This post is the first of a series of posts that describe a method of accomplishing this.

The network system diagram shown below implements this system on a small-scale, as needed in a small office or home:

Open filtered internet and secured full internet simultaneously

Internet connectivity is provided by an ISP such as AT&T DSL, Time Warner Cable, or through a wireless internet provider such as Clear. Connection to the internet is through a modem.

An Ethernet cable connects the modem to a wireless router. The router shown above is a Linksys WRT54GL Router. The WRT54GL is certainly not the most sophisticated wireless router on the market. But, it is one of the most widely used wireless routers, has been on the market for more than 6 years, and has a track record of solid, reliable, performance. This router is configured to provide unfiltered access to the internet. Any computer or other WiFi device connected to it has full internet access. Communications between this WRT54GL and the devices connected to it are encrypted so that interception is very difficult.

The second Linksys WRT54GL, the one on the right, is connected to the first wireless router through an Ethernet Cable. It is configured so that it can be accessed without an encryption key or password. This means that data transferred through it is not secure and can be easily intercepted. However, data security is usually not desired for public internet hotspots. (If desired, encryption could be added to limit access).

This second wireless router filters the internet so that undesired websites are not accessible.

This basic system can be easily expanded by adding more wireless routers. An expanded system can provide:

  • Enterprise level wireless coverage for medium size businesses
  • Hotspot coverage over a larger area, such as an apartment complex, shopping mall, or outdoor area
  • Simultaneous filtered and non-filtered internet access
  • Multiple levels of filtering for different types of users
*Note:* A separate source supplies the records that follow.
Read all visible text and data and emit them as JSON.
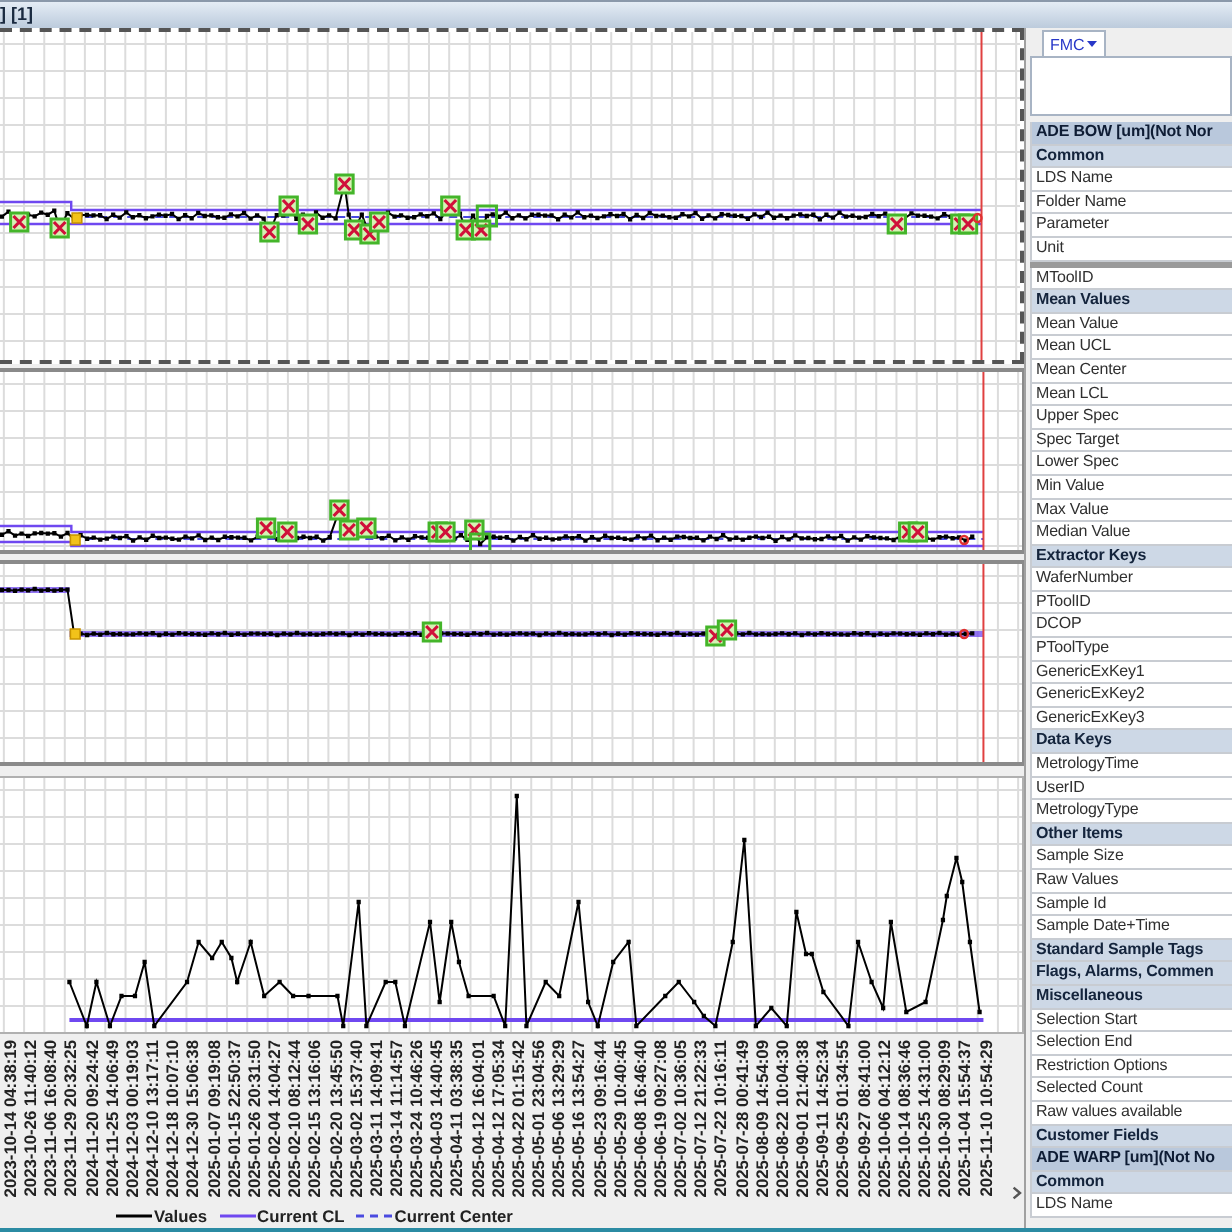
{
  "title_bar": {
    "title": "] [1]"
  },
  "charts": [
    {
      "selected": true
    },
    {
      "selected": false
    },
    {
      "selected": false
    },
    {
      "selected": false
    }
  ],
  "x_axis": {
    "labels": [
      "2023-10-14 04:38:19",
      "2023-10-26 11:40:12",
      "2023-11-06 16:08:40",
      "2023-11-29 20:32:25",
      "2024-11-20 09:24:42",
      "2024-11-25 14:06:49",
      "2024-12-03 00:19:03",
      "2024-12-10 13:17:11",
      "2024-12-18 10:07:10",
      "2024-12-30 15:06:38",
      "2025-01-07 09:19:08",
      "2025-01-15 22:50:37",
      "2025-01-26 20:31:50",
      "2025-02-04 14:04:27",
      "2025-02-10 08:12:44",
      "2025-02-15 13:16:06",
      "2025-02-20 13:45:50",
      "2025-03-02 15:37:40",
      "2025-03-11 14:09:41",
      "2025-03-14 11:14:57",
      "2025-03-24 10:46:26",
      "2025-04-03 14:40:45",
      "2025-04-11 03:38:35",
      "2025-04-12 16:04:01",
      "2025-04-12 17:05:34",
      "2025-04-22 01:15:42",
      "2025-05-01 23:04:56",
      "2025-05-06 13:29:29",
      "2025-05-16 13:54:27",
      "2025-05-23 09:16:44",
      "2025-05-29 10:40:45",
      "2025-06-08 16:46:40",
      "2025-06-19 09:27:08",
      "2025-07-02 10:36:05",
      "2025-07-12 21:22:33",
      "2025-07-22 10:16:11",
      "2025-07-28 00:41:49",
      "2025-08-09 14:54:09",
      "2025-08-22 10:04:30",
      "2025-09-01 21:40:38",
      "2025-09-11 14:52:34",
      "2025-09-25 01:34:55",
      "2025-09-27 08:41:00",
      "2025-10-06 04:12:12",
      "2025-10-14 08:36:46",
      "2025-10-25 14:31:00",
      "2025-10-30 08:29:09",
      "2025-11-04 15:54:37",
      "2025-11-10 10:54:29"
    ]
  },
  "legend": [
    {
      "label": "Values",
      "kind": "solid",
      "color": "#000000"
    },
    {
      "label": "Current CL",
      "kind": "solid",
      "color": "#6f48f0"
    },
    {
      "label": "Current Center",
      "kind": "dashed",
      "color": "#4a4ae0"
    }
  ],
  "side_panel": {
    "tab": {
      "label": "FMC"
    },
    "pinned_rows": [
      {
        "label": "ADE BOW [um](Not Nor",
        "kind": "group"
      },
      {
        "label": "Common",
        "kind": "section"
      },
      {
        "label": "LDS Name",
        "kind": "field"
      },
      {
        "label": "Folder Name",
        "kind": "field"
      },
      {
        "label": "Parameter",
        "kind": "field"
      },
      {
        "label": "Unit",
        "kind": "field"
      }
    ],
    "rows": [
      {
        "label": "MToolID",
        "kind": "field"
      },
      {
        "label": "Mean Values",
        "kind": "section"
      },
      {
        "label": "Mean Value",
        "kind": "field"
      },
      {
        "label": "Mean UCL",
        "kind": "field"
      },
      {
        "label": "Mean Center",
        "kind": "field"
      },
      {
        "label": "Mean LCL",
        "kind": "field"
      },
      {
        "label": "Upper Spec",
        "kind": "field"
      },
      {
        "label": "Spec Target",
        "kind": "field"
      },
      {
        "label": "Lower Spec",
        "kind": "field"
      },
      {
        "label": "Min Value",
        "kind": "field"
      },
      {
        "label": "Max Value",
        "kind": "field"
      },
      {
        "label": "Median Value",
        "kind": "field"
      },
      {
        "label": "Extractor Keys",
        "kind": "section"
      },
      {
        "label": "WaferNumber",
        "kind": "field"
      },
      {
        "label": "PToolID",
        "kind": "field"
      },
      {
        "label": "DCOP",
        "kind": "field"
      },
      {
        "label": "PToolType",
        "kind": "field"
      },
      {
        "label": "GenericExKey1",
        "kind": "field"
      },
      {
        "label": "GenericExKey2",
        "kind": "field"
      },
      {
        "label": "GenericExKey3",
        "kind": "field"
      },
      {
        "label": "Data Keys",
        "kind": "section"
      },
      {
        "label": "MetrologyTime",
        "kind": "field"
      },
      {
        "label": "UserID",
        "kind": "field"
      },
      {
        "label": "MetrologyType",
        "kind": "field"
      },
      {
        "label": "Other Items",
        "kind": "section"
      },
      {
        "label": "Sample Size",
        "kind": "field"
      },
      {
        "label": "Raw Values",
        "kind": "field"
      },
      {
        "label": "Sample Id",
        "kind": "field"
      },
      {
        "label": "Sample Date+Time",
        "kind": "field"
      },
      {
        "label": "Standard Sample Tags",
        "kind": "section"
      },
      {
        "label": "Flags, Alarms, Commen",
        "kind": "section"
      },
      {
        "label": "Miscellaneous",
        "kind": "section"
      },
      {
        "label": "Selection Start",
        "kind": "field"
      },
      {
        "label": "Selection End",
        "kind": "field"
      },
      {
        "label": "Restriction Options",
        "kind": "field"
      },
      {
        "label": "Selected Count",
        "kind": "field"
      },
      {
        "label": "Raw values available",
        "kind": "field"
      },
      {
        "label": "Customer Fields",
        "kind": "section"
      },
      {
        "label": "ADE WARP [um](Not No",
        "kind": "group"
      },
      {
        "label": "Common",
        "kind": "section"
      },
      {
        "label": "LDS Name",
        "kind": "field"
      }
    ]
  }
}
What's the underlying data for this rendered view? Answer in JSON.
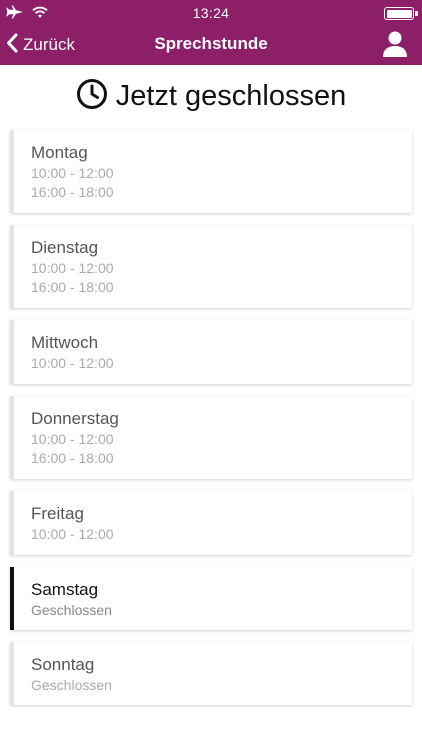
{
  "status_bar": {
    "time": "13:24"
  },
  "nav": {
    "back_label": "Zurück",
    "title": "Sprechstunde",
    "back_icon": "chevron-left-icon",
    "user_icon": "user-icon"
  },
  "page": {
    "title": "Jetzt geschlossen",
    "title_icon": "clock-icon"
  },
  "colors": {
    "brand": "#8c1f68",
    "active_border": "#111111",
    "inactive_border": "#e3e3e3"
  },
  "days": [
    {
      "name": "Montag",
      "times": [
        "10:00 - 12:00",
        "16:00 - 18:00"
      ],
      "active": false
    },
    {
      "name": "Dienstag",
      "times": [
        "10:00 - 12:00",
        "16:00 - 18:00"
      ],
      "active": false
    },
    {
      "name": "Mittwoch",
      "times": [
        "10:00 - 12:00"
      ],
      "active": false
    },
    {
      "name": "Donnerstag",
      "times": [
        "10:00 - 12:00",
        "16:00 - 18:00"
      ],
      "active": false
    },
    {
      "name": "Freitag",
      "times": [
        "10:00 - 12:00"
      ],
      "active": false
    },
    {
      "name": "Samstag",
      "times": [
        "Geschlossen"
      ],
      "active": true
    },
    {
      "name": "Sonntag",
      "times": [
        "Geschlossen"
      ],
      "active": false
    }
  ]
}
I am happy to help your organization with a custom or turn-key wireless system design.  However, subsequent posts will explain in detail how to set up these key components of a multi-privilege level WiFi system.